▶ **Component data from apps and pages**
::::::::::

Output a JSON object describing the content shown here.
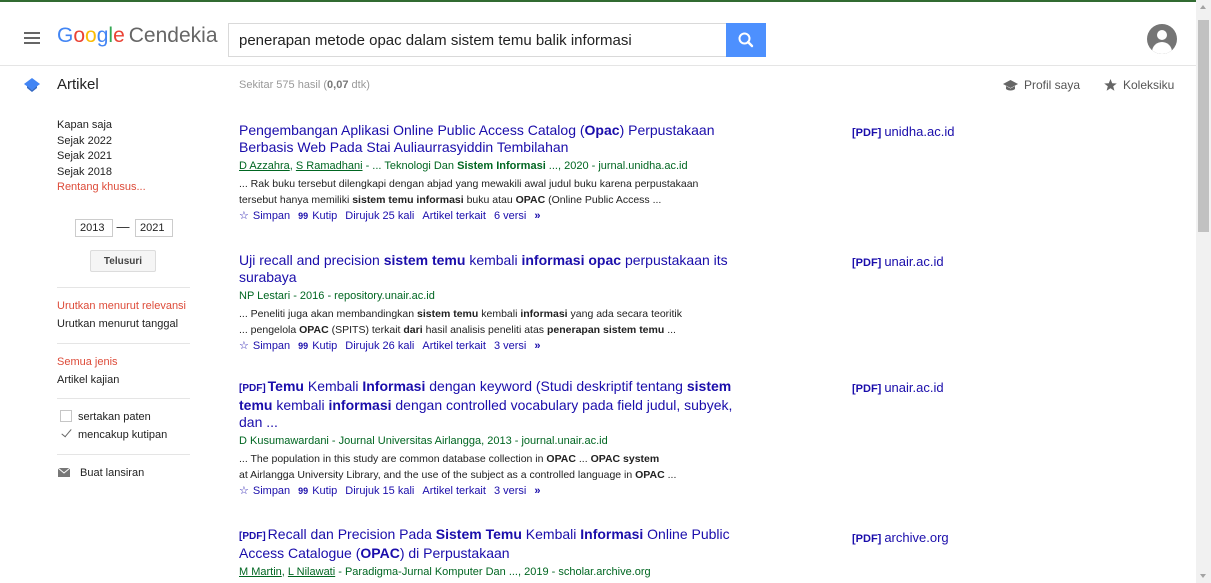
{
  "header": {
    "logo_google": "Google",
    "logo_suffix": "Cendekia",
    "search_value": "penerapan metode opac dalam sistem temu balik informasi"
  },
  "subbar": {
    "section_label": "Artikel",
    "stats_pre": "Sekitar 575 hasil (",
    "stats_time": "0,07",
    "stats_post": " dtk)",
    "profile_label": "Profil saya",
    "library_label": "Koleksiku"
  },
  "sidebar": {
    "time_filters": [
      "Kapan saja",
      "Sejak 2022",
      "Sejak 2021",
      "Sejak 2018",
      "Rentang khusus..."
    ],
    "year_from": "2013",
    "year_to": "2021",
    "range_dash": "—",
    "search_button": "Telusuri",
    "sort_relevance": "Urutkan menurut relevansi",
    "sort_date": "Urutkan menurut tanggal",
    "type_all": "Semua jenis",
    "type_review": "Artikel kajian",
    "include_patents": "sertakan paten",
    "include_citations": "mencakup kutipan",
    "create_alert": "Buat lansiran"
  },
  "common": {
    "pdf_tag": "[PDF]",
    "save": "Simpan",
    "cite": "Kutip",
    "related": "Artikel terkait"
  },
  "results": [
    {
      "title_parts": [
        {
          "t": "Pengembangan Aplikasi Online Public Access Catalog (",
          "b": false
        },
        {
          "t": "Opac",
          "b": true
        },
        {
          "t": ") Perpustakaan Berbasis Web Pada Stai Auliaurrasyiddin Tembilahan",
          "b": false
        }
      ],
      "authors": [
        {
          "t": "D Azzahra",
          "link": true
        },
        {
          "t": ", ",
          "link": false
        },
        {
          "t": "S Ramadhani",
          "link": true
        },
        {
          "t": " - ... Teknologi Dan ",
          "link": false
        },
        {
          "t": "Sistem Informasi",
          "link": false,
          "b": true
        },
        {
          "t": " ..., 2020 - jurnal.unidha.ac.id",
          "link": false
        }
      ],
      "snippet1": [
        {
          "t": "... Rak buku tersebut dilengkapi dengan abjad yang mewakili awal judul buku karena perpustakaan",
          "b": false
        }
      ],
      "snippet2": [
        {
          "t": "tersebut hanya memiliki ",
          "b": false
        },
        {
          "t": "sistem temu informasi",
          "b": true
        },
        {
          "t": " buku atau ",
          "b": false
        },
        {
          "t": "OPAC",
          "b": true
        },
        {
          "t": " (Online Public Access ...",
          "b": false
        }
      ],
      "cited_by": "Dirujuk 25 kali",
      "versions": "6 versi",
      "side_tag": "[PDF]",
      "side_domain": "unidha.ac.id"
    },
    {
      "title_parts": [
        {
          "t": "Uji recall and precision ",
          "b": false
        },
        {
          "t": "sistem temu",
          "b": true
        },
        {
          "t": " kembali ",
          "b": false
        },
        {
          "t": "informasi opac",
          "b": true
        },
        {
          "t": " perpustakaan its surabaya",
          "b": false
        }
      ],
      "authors": [
        {
          "t": "NP Lestari - 2016 - repository.unair.ac.id",
          "link": false
        }
      ],
      "snippet1": [
        {
          "t": "... Peneliti juga akan membandingkan ",
          "b": false
        },
        {
          "t": "sistem temu",
          "b": true
        },
        {
          "t": " kembali ",
          "b": false
        },
        {
          "t": "informasi",
          "b": true
        },
        {
          "t": " yang ada secara teoritik",
          "b": false
        }
      ],
      "snippet2": [
        {
          "t": "... pengelola ",
          "b": false
        },
        {
          "t": "OPAC",
          "b": true
        },
        {
          "t": " (SPITS) terkait ",
          "b": false
        },
        {
          "t": "dari",
          "b": true
        },
        {
          "t": " hasil analisis peneliti atas ",
          "b": false
        },
        {
          "t": "penerapan sistem temu",
          "b": true
        },
        {
          "t": " ...",
          "b": false
        }
      ],
      "cited_by": "Dirujuk 26 kali",
      "versions": "3 versi",
      "side_tag": "[PDF]",
      "side_domain": "unair.ac.id"
    },
    {
      "pdf": true,
      "title_parts": [
        {
          "t": "Temu",
          "b": true
        },
        {
          "t": " Kembali ",
          "b": false
        },
        {
          "t": "Informasi",
          "b": true
        },
        {
          "t": " dengan keyword (Studi deskriptif tentang ",
          "b": false
        },
        {
          "t": "sistem temu",
          "b": true
        },
        {
          "t": " kembali ",
          "b": false
        },
        {
          "t": "informasi",
          "b": true
        },
        {
          "t": " dengan controlled vocabulary pada field judul, subyek, dan ...",
          "b": false
        }
      ],
      "authors": [
        {
          "t": "D Kusumawardani - Journal Universitas Airlangga, 2013 - journal.unair.ac.id",
          "link": false
        }
      ],
      "snippet1": [
        {
          "t": "... The population in this study are common database collection in ",
          "b": false
        },
        {
          "t": "OPAC",
          "b": true
        },
        {
          "t": " ... ",
          "b": false
        },
        {
          "t": "OPAC system",
          "b": true
        }
      ],
      "snippet2": [
        {
          "t": "at Airlangga University Library, and the use of the subject as a controlled language in ",
          "b": false
        },
        {
          "t": "OPAC",
          "b": true
        },
        {
          "t": " ...",
          "b": false
        }
      ],
      "cited_by": "Dirujuk 15 kali",
      "versions": "3 versi",
      "side_tag": "[PDF]",
      "side_domain": "unair.ac.id"
    },
    {
      "pdf": true,
      "title_parts": [
        {
          "t": "Recall dan Precision Pada ",
          "b": false
        },
        {
          "t": "Sistem Temu",
          "b": true
        },
        {
          "t": " Kembali ",
          "b": false
        },
        {
          "t": "Informasi",
          "b": true
        },
        {
          "t": " Online Public Access Catalogue (",
          "b": false
        },
        {
          "t": "OPAC",
          "b": true
        },
        {
          "t": ") di Perpustakaan",
          "b": false
        }
      ],
      "authors": [
        {
          "t": "M Martin",
          "link": true
        },
        {
          "t": ", ",
          "link": false
        },
        {
          "t": "L Nilawati",
          "link": true
        },
        {
          "t": " - Paradigma-Jurnal Komputer Dan ..., 2019 - scholar.archive.org",
          "link": false
        }
      ],
      "side_tag": "[PDF]",
      "side_domain": "archive.org"
    }
  ],
  "icons": {
    "menu": "hamburger-icon",
    "search": "search-icon",
    "avatar": "account-icon",
    "articles": "scholar-cap-icon",
    "profile": "graduation-cap-icon",
    "library": "star-icon",
    "save": "star-outline-icon",
    "cite": "quote-icon",
    "more": "double-chevron-icon",
    "alert": "envelope-icon"
  },
  "colors": {
    "link": "#1a0dab",
    "green": "#006621",
    "selected": "#dd4b39",
    "search_button": "#4d90fe"
  }
}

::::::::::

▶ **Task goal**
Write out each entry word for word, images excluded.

▶ **Answer area**
Output a JSON object describing the content shown here.
{
  "header": {
    "logo_google": "Google",
    "logo_suffix": "Cendekia",
    "search_value": "penerapan metode opac dalam sistem temu balik informasi"
  },
  "subbar": {
    "section_label": "Artikel",
    "stats_pre": "Sekitar 575 hasil (",
    "stats_time": "0,07",
    "stats_post": " dtk)",
    "profile_label": "Profil saya",
    "library_label": "Koleksiku"
  },
  "sidebar": {
    "time_filters": [
      "Kapan saja",
      "Sejak 2022",
      "Sejak 2021",
      "Sejak 2018",
      "Rentang khusus..."
    ],
    "year_from": "2013",
    "year_to": "2021",
    "range_dash": "—",
    "search_button": "Telusuri",
    "sort_relevance": "Urutkan menurut relevansi",
    "sort_date": "Urutkan menurut tanggal",
    "type_all": "Semua jenis",
    "type_review": "Artikel kajian",
    "include_patents": "sertakan paten",
    "include_citations": "mencakup kutipan",
    "create_alert": "Buat lansiran"
  },
  "common": {
    "pdf_tag": "[PDF]",
    "save": "Simpan",
    "cite": "Kutip",
    "related": "Artikel terkait"
  },
  "results": [
    {
      "title_parts": [
        {
          "t": "Pengembangan Aplikasi Online Public Access Catalog (",
          "b": false
        },
        {
          "t": "Opac",
          "b": true
        },
        {
          "t": ") Perpustakaan Berbasis Web Pada Stai Auliaurrasyiddin Tembilahan",
          "b": false
        }
      ],
      "authors": [
        {
          "t": "D Azzahra",
          "link": true
        },
        {
          "t": ", ",
          "link": false
        },
        {
          "t": "S Ramadhani",
          "link": true
        },
        {
          "t": " - ... Teknologi Dan ",
          "link": false
        },
        {
          "t": "Sistem Informasi",
          "link": false,
          "b": true
        },
        {
          "t": " ..., 2020 - jurnal.unidha.ac.id",
          "link": false
        }
      ],
      "snippet1": [
        {
          "t": "... Rak buku tersebut dilengkapi dengan abjad yang mewakili awal judul buku karena perpustakaan",
          "b": false
        }
      ],
      "snippet2": [
        {
          "t": "tersebut hanya memiliki ",
          "b": false
        },
        {
          "t": "sistem temu informasi",
          "b": true
        },
        {
          "t": " buku atau ",
          "b": false
        },
        {
          "t": "OPAC",
          "b": true
        },
        {
          "t": " (Online Public Access ...",
          "b": false
        }
      ],
      "cited_by": "Dirujuk 25 kali",
      "versions": "6 versi",
      "side_tag": "[PDF]",
      "side_domain": "unidha.ac.id"
    },
    {
      "title_parts": [
        {
          "t": "Uji recall and precision ",
          "b": false
        },
        {
          "t": "sistem temu",
          "b": true
        },
        {
          "t": " kembali ",
          "b": false
        },
        {
          "t": "informasi opac",
          "b": true
        },
        {
          "t": " perpustakaan its surabaya",
          "b": false
        }
      ],
      "authors": [
        {
          "t": "NP Lestari - 2016 - repository.unair.ac.id",
          "link": false
        }
      ],
      "snippet1": [
        {
          "t": "... Peneliti juga akan membandingkan ",
          "b": false
        },
        {
          "t": "sistem temu",
          "b": true
        },
        {
          "t": " kembali ",
          "b": false
        },
        {
          "t": "informasi",
          "b": true
        },
        {
          "t": " yang ada secara teoritik",
          "b": false
        }
      ],
      "snippet2": [
        {
          "t": "... pengelola ",
          "b": false
        },
        {
          "t": "OPAC",
          "b": true
        },
        {
          "t": " (SPITS) terkait ",
          "b": false
        },
        {
          "t": "dari",
          "b": true
        },
        {
          "t": " hasil analisis peneliti atas ",
          "b": false
        },
        {
          "t": "penerapan sistem temu",
          "b": true
        },
        {
          "t": " ...",
          "b": false
        }
      ],
      "cited_by": "Dirujuk 26 kali",
      "versions": "3 versi",
      "side_tag": "[PDF]",
      "side_domain": "unair.ac.id"
    },
    {
      "pdf": true,
      "title_parts": [
        {
          "t": "Temu",
          "b": true
        },
        {
          "t": " Kembali ",
          "b": false
        },
        {
          "t": "Informasi",
          "b": true
        },
        {
          "t": " dengan keyword (Studi deskriptif tentang ",
          "b": false
        },
        {
          "t": "sistem temu",
          "b": true
        },
        {
          "t": " kembali ",
          "b": false
        },
        {
          "t": "informasi",
          "b": true
        },
        {
          "t": " dengan controlled vocabulary pada field judul, subyek, dan ...",
          "b": false
        }
      ],
      "authors": [
        {
          "t": "D Kusumawardani - Journal Universitas Airlangga, 2013 - journal.unair.ac.id",
          "link": false
        }
      ],
      "snippet1": [
        {
          "t": "... The population in this study are common database collection in ",
          "b": false
        },
        {
          "t": "OPAC",
          "b": true
        },
        {
          "t": " ... ",
          "b": false
        },
        {
          "t": "OPAC system",
          "b": true
        }
      ],
      "snippet2": [
        {
          "t": "at Airlangga University Library, and the use of the subject as a controlled language in ",
          "b": false
        },
        {
          "t": "OPAC",
          "b": true
        },
        {
          "t": " ...",
          "b": false
        }
      ],
      "cited_by": "Dirujuk 15 kali",
      "versions": "3 versi",
      "side_tag": "[PDF]",
      "side_domain": "unair.ac.id"
    },
    {
      "pdf": true,
      "title_parts": [
        {
          "t": "Recall dan Precision Pada ",
          "b": false
        },
        {
          "t": "Sistem Temu",
          "b": true
        },
        {
          "t": " Kembali ",
          "b": false
        },
        {
          "t": "Informasi",
          "b": true
        },
        {
          "t": " Online Public Access Catalogue (",
          "b": false
        },
        {
          "t": "OPAC",
          "b": true
        },
        {
          "t": ") di Perpustakaan",
          "b": false
        }
      ],
      "authors": [
        {
          "t": "M Martin",
          "link": true
        },
        {
          "t": ", ",
          "link": false
        },
        {
          "t": "L Nilawati",
          "link": true
        },
        {
          "t": " - Paradigma-Jurnal Komputer Dan ..., 2019 - scholar.archive.org",
          "link": false
        }
      ],
      "side_tag": "[PDF]",
      "side_domain": "archive.org"
    }
  ],
  "icons": {
    "menu": "hamburger-icon",
    "search": "search-icon",
    "avatar": "account-icon",
    "articles": "scholar-cap-icon",
    "profile": "graduation-cap-icon",
    "library": "star-icon",
    "save": "star-outline-icon",
    "cite": "quote-icon",
    "more": "double-chevron-icon",
    "alert": "envelope-icon"
  },
  "colors": {
    "link": "#1a0dab",
    "green": "#006621",
    "selected": "#dd4b39",
    "search_button": "#4d90fe"
  }
}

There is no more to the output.